Task requirements: Using the listing that follows, return every line with the word "löschen".

Input data:
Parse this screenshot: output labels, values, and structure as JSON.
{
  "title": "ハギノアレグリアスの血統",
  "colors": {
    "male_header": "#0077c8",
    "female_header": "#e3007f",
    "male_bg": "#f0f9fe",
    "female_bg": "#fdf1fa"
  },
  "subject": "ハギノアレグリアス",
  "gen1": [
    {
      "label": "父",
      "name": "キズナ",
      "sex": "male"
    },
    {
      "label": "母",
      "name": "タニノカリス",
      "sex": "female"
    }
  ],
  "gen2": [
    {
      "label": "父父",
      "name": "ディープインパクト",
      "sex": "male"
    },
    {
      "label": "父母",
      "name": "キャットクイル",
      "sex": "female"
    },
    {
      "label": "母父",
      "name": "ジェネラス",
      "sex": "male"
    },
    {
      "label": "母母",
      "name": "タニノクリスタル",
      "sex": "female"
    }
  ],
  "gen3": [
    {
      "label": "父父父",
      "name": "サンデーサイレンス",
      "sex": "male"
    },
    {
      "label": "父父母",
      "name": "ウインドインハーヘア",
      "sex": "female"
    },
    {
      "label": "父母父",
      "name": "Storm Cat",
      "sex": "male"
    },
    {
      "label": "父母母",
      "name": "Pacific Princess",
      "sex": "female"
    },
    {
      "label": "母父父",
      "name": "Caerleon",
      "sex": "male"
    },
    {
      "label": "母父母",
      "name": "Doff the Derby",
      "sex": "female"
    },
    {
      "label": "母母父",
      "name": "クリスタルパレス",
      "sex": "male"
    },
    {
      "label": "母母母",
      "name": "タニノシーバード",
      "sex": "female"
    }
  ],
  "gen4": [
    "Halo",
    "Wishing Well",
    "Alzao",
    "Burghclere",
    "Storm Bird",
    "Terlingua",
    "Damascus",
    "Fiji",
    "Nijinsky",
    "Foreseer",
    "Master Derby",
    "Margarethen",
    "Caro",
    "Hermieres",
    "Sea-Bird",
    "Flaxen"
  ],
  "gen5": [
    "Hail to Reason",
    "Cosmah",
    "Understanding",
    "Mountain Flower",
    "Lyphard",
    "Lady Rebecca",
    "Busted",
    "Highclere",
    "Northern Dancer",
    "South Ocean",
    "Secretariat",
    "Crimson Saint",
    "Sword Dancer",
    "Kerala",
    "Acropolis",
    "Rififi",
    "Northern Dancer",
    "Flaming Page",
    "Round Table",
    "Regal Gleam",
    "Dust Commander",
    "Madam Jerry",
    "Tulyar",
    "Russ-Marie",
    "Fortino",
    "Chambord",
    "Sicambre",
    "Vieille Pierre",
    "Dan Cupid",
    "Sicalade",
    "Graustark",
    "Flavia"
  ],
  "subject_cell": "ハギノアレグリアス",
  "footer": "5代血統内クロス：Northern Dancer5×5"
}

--

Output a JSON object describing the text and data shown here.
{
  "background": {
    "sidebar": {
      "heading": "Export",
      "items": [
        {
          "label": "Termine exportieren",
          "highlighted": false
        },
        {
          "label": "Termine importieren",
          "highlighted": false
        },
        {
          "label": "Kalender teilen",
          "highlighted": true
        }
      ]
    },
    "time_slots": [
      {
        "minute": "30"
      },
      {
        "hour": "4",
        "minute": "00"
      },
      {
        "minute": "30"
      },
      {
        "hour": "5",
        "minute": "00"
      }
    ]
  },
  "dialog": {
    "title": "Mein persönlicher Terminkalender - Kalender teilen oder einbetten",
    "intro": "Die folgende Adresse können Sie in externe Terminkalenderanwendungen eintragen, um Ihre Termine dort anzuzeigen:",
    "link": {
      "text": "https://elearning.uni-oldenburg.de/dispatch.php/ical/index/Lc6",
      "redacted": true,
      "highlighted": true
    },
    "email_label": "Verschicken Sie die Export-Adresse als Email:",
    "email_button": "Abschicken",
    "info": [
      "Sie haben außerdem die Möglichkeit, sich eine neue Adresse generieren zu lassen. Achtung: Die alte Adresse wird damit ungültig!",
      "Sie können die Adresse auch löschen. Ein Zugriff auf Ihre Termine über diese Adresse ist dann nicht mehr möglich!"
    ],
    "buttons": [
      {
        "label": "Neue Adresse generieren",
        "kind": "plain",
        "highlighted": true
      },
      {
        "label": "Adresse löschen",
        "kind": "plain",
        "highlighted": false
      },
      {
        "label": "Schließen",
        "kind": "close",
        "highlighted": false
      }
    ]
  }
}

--

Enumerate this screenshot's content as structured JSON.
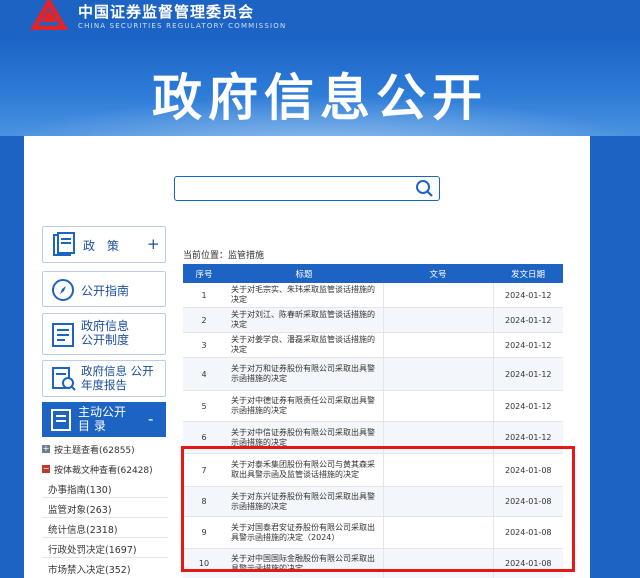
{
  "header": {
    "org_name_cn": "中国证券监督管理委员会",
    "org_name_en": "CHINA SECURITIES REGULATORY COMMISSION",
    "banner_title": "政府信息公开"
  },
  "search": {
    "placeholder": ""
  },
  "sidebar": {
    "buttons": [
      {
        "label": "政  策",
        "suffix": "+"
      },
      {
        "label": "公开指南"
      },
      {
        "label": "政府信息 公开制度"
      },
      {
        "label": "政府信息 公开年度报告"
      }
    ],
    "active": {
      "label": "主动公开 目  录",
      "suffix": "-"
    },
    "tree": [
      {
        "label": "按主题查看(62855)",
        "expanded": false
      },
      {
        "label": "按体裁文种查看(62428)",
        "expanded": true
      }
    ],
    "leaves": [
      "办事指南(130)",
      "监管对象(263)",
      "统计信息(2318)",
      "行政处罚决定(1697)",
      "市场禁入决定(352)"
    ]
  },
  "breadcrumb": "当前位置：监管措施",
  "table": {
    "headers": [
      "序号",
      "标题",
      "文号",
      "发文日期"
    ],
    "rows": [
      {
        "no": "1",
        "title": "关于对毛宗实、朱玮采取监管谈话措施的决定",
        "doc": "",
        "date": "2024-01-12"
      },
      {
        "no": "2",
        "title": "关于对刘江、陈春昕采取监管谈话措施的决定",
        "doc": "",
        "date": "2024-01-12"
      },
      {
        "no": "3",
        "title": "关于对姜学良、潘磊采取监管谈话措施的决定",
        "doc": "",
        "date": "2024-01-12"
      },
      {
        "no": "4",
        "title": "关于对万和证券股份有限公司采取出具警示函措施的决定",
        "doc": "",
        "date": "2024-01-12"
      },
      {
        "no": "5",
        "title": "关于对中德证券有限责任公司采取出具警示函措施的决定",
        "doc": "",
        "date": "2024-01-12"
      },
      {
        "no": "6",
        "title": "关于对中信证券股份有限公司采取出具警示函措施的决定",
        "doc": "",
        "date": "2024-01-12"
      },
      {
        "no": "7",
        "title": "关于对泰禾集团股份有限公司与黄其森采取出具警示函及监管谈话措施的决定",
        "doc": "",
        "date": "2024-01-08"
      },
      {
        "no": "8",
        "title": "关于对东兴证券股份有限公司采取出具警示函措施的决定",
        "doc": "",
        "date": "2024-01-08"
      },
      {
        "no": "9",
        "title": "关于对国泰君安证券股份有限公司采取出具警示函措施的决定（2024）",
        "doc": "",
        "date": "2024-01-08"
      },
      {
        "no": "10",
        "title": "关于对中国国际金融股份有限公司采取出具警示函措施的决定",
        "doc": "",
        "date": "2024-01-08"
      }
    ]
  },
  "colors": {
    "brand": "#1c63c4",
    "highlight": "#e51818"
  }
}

Task answer:
      "Sie können die Adresse auch löschen. Ein Zugriff auf Ihre Termine über diese Adresse ist dann nicht mehr möglich!"
        "label": "Adresse löschen",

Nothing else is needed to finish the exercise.